ACTIVITY:
Spot each line in the records below where the word "Homepage" occurs, then copy it.

RAW DATA:
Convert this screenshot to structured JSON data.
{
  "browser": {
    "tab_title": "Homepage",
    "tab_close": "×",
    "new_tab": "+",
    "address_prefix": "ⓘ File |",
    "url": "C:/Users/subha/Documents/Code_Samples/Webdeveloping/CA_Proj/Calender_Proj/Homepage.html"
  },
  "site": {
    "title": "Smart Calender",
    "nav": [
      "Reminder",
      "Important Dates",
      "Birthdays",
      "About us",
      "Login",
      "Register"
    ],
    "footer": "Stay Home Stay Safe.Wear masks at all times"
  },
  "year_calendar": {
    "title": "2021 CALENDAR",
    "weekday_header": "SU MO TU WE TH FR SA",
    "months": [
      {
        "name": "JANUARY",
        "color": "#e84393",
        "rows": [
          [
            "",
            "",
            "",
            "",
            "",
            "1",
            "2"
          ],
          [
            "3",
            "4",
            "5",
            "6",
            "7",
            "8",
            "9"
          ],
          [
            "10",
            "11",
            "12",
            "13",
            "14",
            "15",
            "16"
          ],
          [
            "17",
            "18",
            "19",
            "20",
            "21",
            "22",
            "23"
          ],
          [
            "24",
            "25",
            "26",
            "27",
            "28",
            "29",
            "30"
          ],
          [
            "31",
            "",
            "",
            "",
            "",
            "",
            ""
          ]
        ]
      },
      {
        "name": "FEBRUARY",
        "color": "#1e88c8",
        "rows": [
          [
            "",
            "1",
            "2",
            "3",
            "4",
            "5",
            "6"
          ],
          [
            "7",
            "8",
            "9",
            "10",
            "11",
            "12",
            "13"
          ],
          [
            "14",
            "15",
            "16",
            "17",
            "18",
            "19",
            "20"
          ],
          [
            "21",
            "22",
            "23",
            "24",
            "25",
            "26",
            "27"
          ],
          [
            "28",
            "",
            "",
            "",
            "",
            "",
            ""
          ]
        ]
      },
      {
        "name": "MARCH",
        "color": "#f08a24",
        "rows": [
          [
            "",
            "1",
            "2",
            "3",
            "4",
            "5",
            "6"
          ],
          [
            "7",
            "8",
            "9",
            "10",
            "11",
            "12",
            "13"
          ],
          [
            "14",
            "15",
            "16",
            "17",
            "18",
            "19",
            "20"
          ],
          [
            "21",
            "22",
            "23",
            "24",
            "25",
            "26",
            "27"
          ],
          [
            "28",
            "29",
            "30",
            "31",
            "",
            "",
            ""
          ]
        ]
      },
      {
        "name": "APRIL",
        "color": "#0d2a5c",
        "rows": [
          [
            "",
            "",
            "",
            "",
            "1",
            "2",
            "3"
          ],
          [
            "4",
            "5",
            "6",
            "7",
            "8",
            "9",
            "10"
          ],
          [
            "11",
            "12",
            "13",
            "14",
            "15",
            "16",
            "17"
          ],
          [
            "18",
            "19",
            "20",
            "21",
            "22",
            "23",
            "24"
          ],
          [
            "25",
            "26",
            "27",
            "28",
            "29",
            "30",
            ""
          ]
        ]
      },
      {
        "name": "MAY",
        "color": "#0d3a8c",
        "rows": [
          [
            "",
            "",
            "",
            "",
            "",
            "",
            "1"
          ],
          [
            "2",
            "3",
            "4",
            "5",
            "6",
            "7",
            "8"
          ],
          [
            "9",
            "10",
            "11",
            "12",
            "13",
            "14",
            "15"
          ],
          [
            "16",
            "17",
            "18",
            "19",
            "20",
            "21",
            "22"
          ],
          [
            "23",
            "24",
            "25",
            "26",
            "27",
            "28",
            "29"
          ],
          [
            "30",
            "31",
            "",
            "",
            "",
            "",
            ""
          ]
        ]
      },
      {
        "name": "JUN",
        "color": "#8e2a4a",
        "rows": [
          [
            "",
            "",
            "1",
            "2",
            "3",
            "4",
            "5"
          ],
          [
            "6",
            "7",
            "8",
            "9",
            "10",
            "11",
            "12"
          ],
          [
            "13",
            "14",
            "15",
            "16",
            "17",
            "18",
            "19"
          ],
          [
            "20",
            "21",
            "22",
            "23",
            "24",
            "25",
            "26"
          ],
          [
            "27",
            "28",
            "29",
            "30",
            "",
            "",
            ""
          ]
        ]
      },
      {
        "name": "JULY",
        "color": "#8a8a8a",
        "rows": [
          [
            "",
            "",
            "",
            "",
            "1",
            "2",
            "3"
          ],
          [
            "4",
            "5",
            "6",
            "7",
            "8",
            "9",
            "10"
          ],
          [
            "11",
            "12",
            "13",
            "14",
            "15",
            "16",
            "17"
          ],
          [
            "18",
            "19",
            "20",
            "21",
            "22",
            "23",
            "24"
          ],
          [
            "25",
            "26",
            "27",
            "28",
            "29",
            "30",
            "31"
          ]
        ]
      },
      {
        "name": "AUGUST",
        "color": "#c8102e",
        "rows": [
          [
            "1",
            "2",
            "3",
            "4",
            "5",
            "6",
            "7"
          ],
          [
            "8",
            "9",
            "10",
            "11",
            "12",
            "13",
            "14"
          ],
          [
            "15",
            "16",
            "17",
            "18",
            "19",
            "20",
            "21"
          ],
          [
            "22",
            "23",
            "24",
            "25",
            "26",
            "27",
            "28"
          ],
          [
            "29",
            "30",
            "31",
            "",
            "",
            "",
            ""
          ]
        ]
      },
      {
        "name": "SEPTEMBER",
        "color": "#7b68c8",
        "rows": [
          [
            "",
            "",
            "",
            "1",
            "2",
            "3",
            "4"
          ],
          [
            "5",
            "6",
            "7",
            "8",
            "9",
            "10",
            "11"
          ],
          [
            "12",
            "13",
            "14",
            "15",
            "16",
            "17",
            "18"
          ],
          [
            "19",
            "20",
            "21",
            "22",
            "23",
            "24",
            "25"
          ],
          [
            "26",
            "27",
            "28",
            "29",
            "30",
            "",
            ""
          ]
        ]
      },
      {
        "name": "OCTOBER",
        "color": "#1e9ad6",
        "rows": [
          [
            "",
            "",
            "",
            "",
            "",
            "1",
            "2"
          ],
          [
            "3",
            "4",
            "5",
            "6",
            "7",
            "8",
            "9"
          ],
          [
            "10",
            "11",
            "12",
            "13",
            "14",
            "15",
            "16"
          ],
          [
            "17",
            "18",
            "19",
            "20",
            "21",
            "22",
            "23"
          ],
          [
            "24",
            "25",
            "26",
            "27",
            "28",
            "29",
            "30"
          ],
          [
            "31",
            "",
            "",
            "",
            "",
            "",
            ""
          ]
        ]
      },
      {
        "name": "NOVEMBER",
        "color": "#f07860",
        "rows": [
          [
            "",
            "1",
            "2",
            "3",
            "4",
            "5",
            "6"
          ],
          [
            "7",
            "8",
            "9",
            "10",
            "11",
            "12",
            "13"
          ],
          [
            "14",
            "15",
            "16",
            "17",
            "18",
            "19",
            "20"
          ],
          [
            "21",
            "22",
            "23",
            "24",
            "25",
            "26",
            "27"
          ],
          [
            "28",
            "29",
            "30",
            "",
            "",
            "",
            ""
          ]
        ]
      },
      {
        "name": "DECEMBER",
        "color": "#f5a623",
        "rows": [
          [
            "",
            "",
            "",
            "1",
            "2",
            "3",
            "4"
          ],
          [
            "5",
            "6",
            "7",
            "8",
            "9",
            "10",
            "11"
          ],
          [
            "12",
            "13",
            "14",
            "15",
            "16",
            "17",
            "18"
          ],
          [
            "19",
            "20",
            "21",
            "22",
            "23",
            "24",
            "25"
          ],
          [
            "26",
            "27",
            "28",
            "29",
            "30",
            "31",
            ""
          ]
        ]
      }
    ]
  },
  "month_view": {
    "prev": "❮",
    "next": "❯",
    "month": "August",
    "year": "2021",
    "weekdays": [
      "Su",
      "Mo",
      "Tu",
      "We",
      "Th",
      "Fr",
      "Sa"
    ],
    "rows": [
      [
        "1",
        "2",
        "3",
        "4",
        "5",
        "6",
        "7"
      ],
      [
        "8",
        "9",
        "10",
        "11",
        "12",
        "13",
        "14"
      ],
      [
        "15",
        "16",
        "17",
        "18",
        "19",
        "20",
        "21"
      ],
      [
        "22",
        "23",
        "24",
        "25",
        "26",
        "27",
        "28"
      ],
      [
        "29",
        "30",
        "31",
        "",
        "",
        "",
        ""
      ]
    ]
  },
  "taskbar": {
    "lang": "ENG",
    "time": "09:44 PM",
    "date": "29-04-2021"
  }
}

TASK ANSWER:
    "tab_title": "Homepage",
    "url": "C:/Users/subha/Documents/Code_Samples/Webdeveloping/CA_Proj/Calender_Proj/Homepage.html"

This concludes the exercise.